__Records for processing__

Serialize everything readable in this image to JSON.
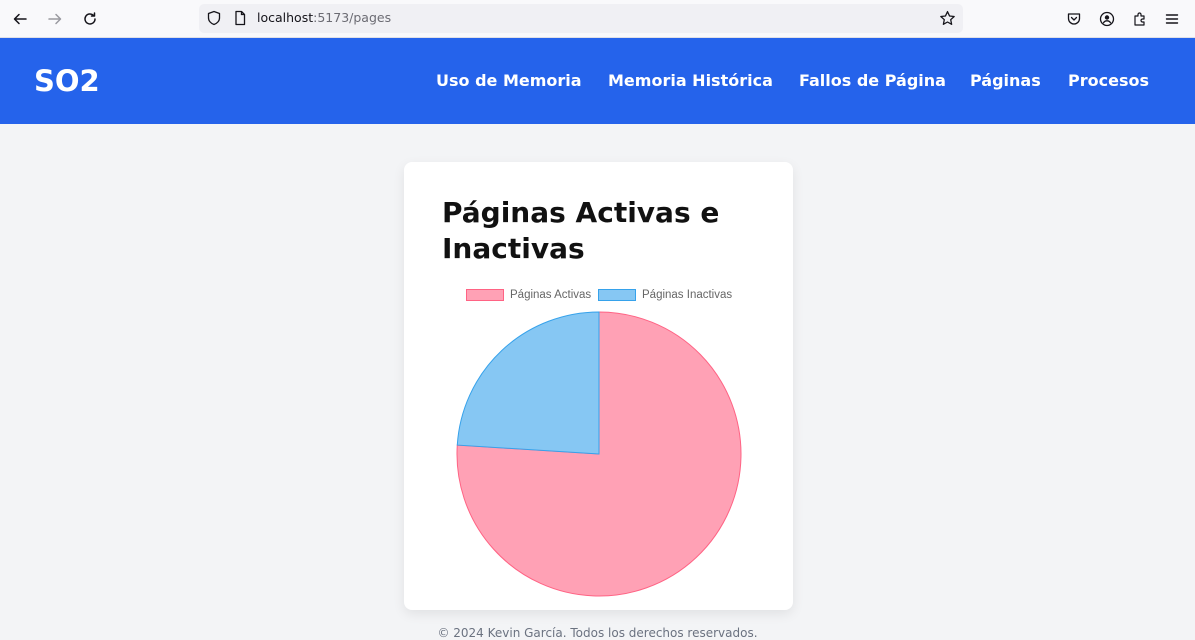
{
  "browser": {
    "url_host": "localhost",
    "url_path": ":5173/pages"
  },
  "header": {
    "brand": "SO2",
    "nav": [
      "Uso de Memoria",
      "Memoria Histórica",
      "Fallos de Página",
      "Páginas",
      "Procesos"
    ]
  },
  "card": {
    "title": "Páginas Activas e Inactivas"
  },
  "chart_data": {
    "type": "pie",
    "title": "",
    "labels": [
      "Páginas Activas",
      "Páginas Inactivas"
    ],
    "values": [
      76,
      24
    ],
    "colors": [
      "#ffa1b5",
      "#86c7f3"
    ],
    "border_colors": [
      "#ff6384",
      "#36a2eb"
    ],
    "legend": "top"
  },
  "footer": {
    "text": "© 2024 Kevin García. Todos los derechos reservados."
  }
}
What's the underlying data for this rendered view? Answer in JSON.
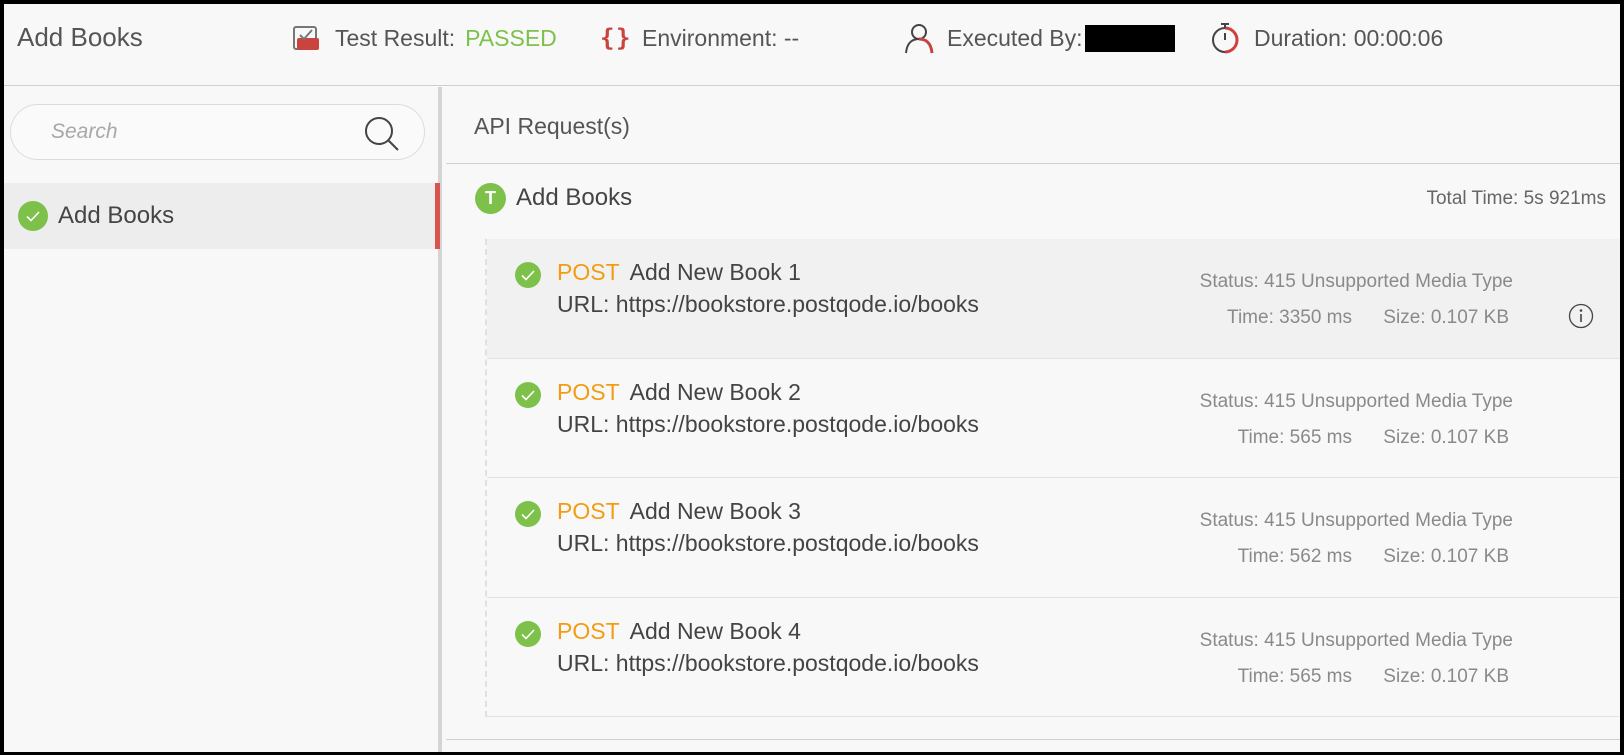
{
  "header": {
    "title": "Add Books",
    "test_result_label": "Test Result:",
    "test_result_value": "PASSED",
    "environment_label": "Environment: --",
    "executed_by_label": "Executed By:",
    "duration_label": "Duration: 00:00:06"
  },
  "sidebar": {
    "search_placeholder": "Search",
    "items": [
      {
        "label": "Add Books",
        "status": "passed"
      }
    ]
  },
  "main": {
    "section_title": "API Request(s)",
    "group": {
      "badge": "T",
      "name": "Add Books",
      "total_time": "Total Time: 5s 921ms"
    },
    "requests": [
      {
        "method": "POST",
        "name": "Add New Book 1",
        "url": "URL: https://bookstore.postqode.io/books",
        "status": "Status: 415 Unsupported Media Type",
        "time": "Time: 3350 ms",
        "size": "Size: 0.107 KB"
      },
      {
        "method": "POST",
        "name": "Add New Book 2",
        "url": "URL: https://bookstore.postqode.io/books",
        "status": "Status: 415 Unsupported Media Type",
        "time": "Time: 565 ms",
        "size": "Size: 0.107 KB"
      },
      {
        "method": "POST",
        "name": "Add New Book 3",
        "url": "URL: https://bookstore.postqode.io/books",
        "status": "Status: 415 Unsupported Media Type",
        "time": "Time: 562 ms",
        "size": "Size: 0.107 KB"
      },
      {
        "method": "POST",
        "name": "Add New Book 4",
        "url": "URL: https://bookstore.postqode.io/books",
        "status": "Status: 415 Unsupported Media Type",
        "time": "Time: 565 ms",
        "size": "Size: 0.107 KB"
      }
    ]
  },
  "colors": {
    "passed": "#7dc14b",
    "method": "#f39c12",
    "accent_red": "#d9534f"
  },
  "icons": {
    "test_result": "checkbox-icon",
    "environment": "curly-braces-icon",
    "executed_by": "user-icon",
    "duration": "stopwatch-icon",
    "search": "search-icon",
    "status": "check-circle-icon",
    "info": "info-icon"
  }
}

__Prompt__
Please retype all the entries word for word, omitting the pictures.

__Expected answer__
Serialize everything readable in this image to JSON.
{
  "browser": {
    "url_host": "localhost",
    "url_path": ":5173/pages"
  },
  "header": {
    "brand": "SO2",
    "nav": [
      "Uso de Memoria",
      "Memoria Histórica",
      "Fallos de Página",
      "Páginas",
      "Procesos"
    ]
  },
  "card": {
    "title": "Páginas Activas e Inactivas"
  },
  "chart_data": {
    "type": "pie",
    "title": "",
    "labels": [
      "Páginas Activas",
      "Páginas Inactivas"
    ],
    "values": [
      76,
      24
    ],
    "colors": [
      "#ffa1b5",
      "#86c7f3"
    ],
    "border_colors": [
      "#ff6384",
      "#36a2eb"
    ],
    "legend": "top"
  },
  "footer": {
    "text": "© 2024 Kevin García. Todos los derechos reservados."
  }
}
What's the underlying data for this rendered view? Answer in JSON.
{
  "header": {
    "title": "Add Books",
    "test_result_label": "Test Result:",
    "test_result_value": "PASSED",
    "environment_label": "Environment: --",
    "executed_by_label": "Executed By:",
    "duration_label": "Duration: 00:00:06"
  },
  "sidebar": {
    "search_placeholder": "Search",
    "items": [
      {
        "label": "Add Books",
        "status": "passed"
      }
    ]
  },
  "main": {
    "section_title": "API Request(s)",
    "group": {
      "badge": "T",
      "name": "Add Books",
      "total_time": "Total Time: 5s 921ms"
    },
    "requests": [
      {
        "method": "POST",
        "name": "Add New Book 1",
        "url": "URL: https://bookstore.postqode.io/books",
        "status": "Status: 415 Unsupported Media Type",
        "time": "Time: 3350 ms",
        "size": "Size: 0.107 KB"
      },
      {
        "method": "POST",
        "name": "Add New Book 2",
        "url": "URL: https://bookstore.postqode.io/books",
        "status": "Status: 415 Unsupported Media Type",
        "time": "Time: 565 ms",
        "size": "Size: 0.107 KB"
      },
      {
        "method": "POST",
        "name": "Add New Book 3",
        "url": "URL: https://bookstore.postqode.io/books",
        "status": "Status: 415 Unsupported Media Type",
        "time": "Time: 562 ms",
        "size": "Size: 0.107 KB"
      },
      {
        "method": "POST",
        "name": "Add New Book 4",
        "url": "URL: https://bookstore.postqode.io/books",
        "status": "Status: 415 Unsupported Media Type",
        "time": "Time: 565 ms",
        "size": "Size: 0.107 KB"
      }
    ]
  },
  "colors": {
    "passed": "#7dc14b",
    "method": "#f39c12",
    "accent_red": "#d9534f"
  },
  "icons": {
    "test_result": "checkbox-icon",
    "environment": "curly-braces-icon",
    "executed_by": "user-icon",
    "duration": "stopwatch-icon",
    "search": "search-icon",
    "status": "check-circle-icon",
    "info": "info-icon"
  }
}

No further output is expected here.